Carol Finlay is the founder and director of Book Clubs for Inmates. She was among 26 people presented with the Order of Ontario at a ceremony at Queen’s Park in June 2017.Carol is an ordained Anglican priest, a retired English teacher and the organisation she founded and nurtures now has over 80 volunteers running reading groups in 28 prisons in all parts of the Canada. Listen to hear Carol explain how reading groups affect prisoners lives.
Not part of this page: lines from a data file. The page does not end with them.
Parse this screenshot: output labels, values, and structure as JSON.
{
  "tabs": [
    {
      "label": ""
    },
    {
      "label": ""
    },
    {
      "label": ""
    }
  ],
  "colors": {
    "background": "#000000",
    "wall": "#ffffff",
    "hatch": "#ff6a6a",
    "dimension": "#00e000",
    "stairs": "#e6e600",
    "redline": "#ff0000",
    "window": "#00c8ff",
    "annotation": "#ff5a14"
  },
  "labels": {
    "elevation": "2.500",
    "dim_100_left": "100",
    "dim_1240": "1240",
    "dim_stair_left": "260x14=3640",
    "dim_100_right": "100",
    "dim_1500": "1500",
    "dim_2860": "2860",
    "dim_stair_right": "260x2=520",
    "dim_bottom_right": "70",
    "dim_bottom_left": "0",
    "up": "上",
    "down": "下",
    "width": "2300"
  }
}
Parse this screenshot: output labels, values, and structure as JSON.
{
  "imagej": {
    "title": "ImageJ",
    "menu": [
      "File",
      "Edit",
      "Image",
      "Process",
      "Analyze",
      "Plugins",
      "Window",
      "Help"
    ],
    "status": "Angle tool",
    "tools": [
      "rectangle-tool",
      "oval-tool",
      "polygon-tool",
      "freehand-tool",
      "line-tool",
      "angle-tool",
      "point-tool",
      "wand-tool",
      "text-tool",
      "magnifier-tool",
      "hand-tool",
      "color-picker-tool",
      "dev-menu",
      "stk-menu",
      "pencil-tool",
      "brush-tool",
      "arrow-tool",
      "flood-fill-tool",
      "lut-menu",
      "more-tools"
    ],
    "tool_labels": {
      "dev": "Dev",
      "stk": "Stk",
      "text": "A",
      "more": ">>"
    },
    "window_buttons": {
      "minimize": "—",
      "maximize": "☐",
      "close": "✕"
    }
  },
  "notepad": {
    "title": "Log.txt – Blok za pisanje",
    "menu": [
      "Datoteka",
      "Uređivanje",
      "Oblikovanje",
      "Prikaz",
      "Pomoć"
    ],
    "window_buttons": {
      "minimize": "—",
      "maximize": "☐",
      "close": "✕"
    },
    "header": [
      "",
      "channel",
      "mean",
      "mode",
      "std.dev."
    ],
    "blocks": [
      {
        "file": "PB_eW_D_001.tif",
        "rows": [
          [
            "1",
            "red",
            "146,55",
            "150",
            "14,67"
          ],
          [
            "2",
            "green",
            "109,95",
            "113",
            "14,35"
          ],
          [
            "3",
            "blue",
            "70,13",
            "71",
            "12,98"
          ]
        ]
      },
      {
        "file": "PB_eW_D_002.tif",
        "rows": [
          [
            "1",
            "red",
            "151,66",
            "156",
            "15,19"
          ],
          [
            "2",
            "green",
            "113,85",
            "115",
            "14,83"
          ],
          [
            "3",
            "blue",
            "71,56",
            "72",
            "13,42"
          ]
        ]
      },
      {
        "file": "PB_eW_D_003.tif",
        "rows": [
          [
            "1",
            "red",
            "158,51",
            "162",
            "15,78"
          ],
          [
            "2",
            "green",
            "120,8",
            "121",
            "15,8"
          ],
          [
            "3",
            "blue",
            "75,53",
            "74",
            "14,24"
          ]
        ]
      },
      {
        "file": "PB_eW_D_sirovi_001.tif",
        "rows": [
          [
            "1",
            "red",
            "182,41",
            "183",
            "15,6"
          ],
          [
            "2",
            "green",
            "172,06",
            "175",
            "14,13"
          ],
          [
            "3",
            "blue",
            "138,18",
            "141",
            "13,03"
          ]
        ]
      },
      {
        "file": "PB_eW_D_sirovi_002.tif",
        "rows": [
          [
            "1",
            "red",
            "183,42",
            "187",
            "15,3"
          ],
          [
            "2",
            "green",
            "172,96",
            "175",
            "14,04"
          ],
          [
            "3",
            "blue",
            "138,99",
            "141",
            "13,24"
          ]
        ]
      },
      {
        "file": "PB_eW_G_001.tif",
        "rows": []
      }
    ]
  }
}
Meredith Katie Hoogendam is a writer, artist and mother, with former incarnations including high school teacher and radio host. Though focused on parenting and homeschooling, she remains professionally and personally concerned with environmental issues and educational theory and practice. Spirituality, feminism and identity are ongoing topics of interest for her. Her poetry, essays and artwork have appeared in Geez Magazine, Mutha Magazine, and Topology, among others, as well as two of Northumberland County’s own Hill Spirits anthologies. Katie has just completed her first chapbook, Mothertongue, a collection of poetry on motherhood, mourning, and identity, to be released on November 2nd at a poetry party in Camborne, an event open to the public.
Kurt Palka was born and educated in Austria. He began his working life in Africa where he wrote for the African Mirror and made wildlife films in Kenya and Tanzania. While working as a journalist, he covered the war in Vietnam and events in the Middle East for television. He has worked on international stories for CTV and GLOBAL TV, written for American and Canadian publications such as the Chronicle Herald and the Globe and Mail, and worked as a Senior Producer for the CBC. CLARA (originally published in hardcover as PATIENT NUMBER 7) his fifth novel was a finalist for the Hammett Prize. He is also the author of THE PIANO MAKER and THE HOUR OF THE FOX, published in July 2018 by McLelland and Stewart, is Kurt’s seventh novel
Michael Croucher came to Canada with his parents in 1953 at the age of nine. He was on the Metropolitan Toronto Police Department for 18 years, and served with The Combined Forces Special Enforcement Unit investigating organised crime. His police career and his early life in post-war England have been major influences on his novels. He’s always loved short stories, wrote them for decades before he took on novels at the approach of retirement. Bravo’s Veil, his first novel was published in 2012, his second, Diamond Run in 2015. He is working on a third and continues to produce short stories. An award –winning writer, Michael reverted to Independent status in 2017.
Roma Colbert, has been a resident of Cobourg since retiring in 1999. Since then she has volunteered with the Northumberland Humane Society, Habitat for Humanity, PrimRose Donkey Sanctuary, Cobourg Ecology Garden and Cobourg’s Communities in Bloom Committee. She is passionate about animal welfare, the environment and her chosen community. Roma’s interest in writing stems from her love of reading, which led to a love of words. Her desire to talk about the many community needs and animals in care she encountered through her volunteer work, led her to worry she might be monopolizing conversations. Putting pen to paper seemed a sensible solution. And she found she loved it. Writing and revising and trying again, trying to paint pictures with words and in doing so, strengthening her bonds with the community and its inhabitants.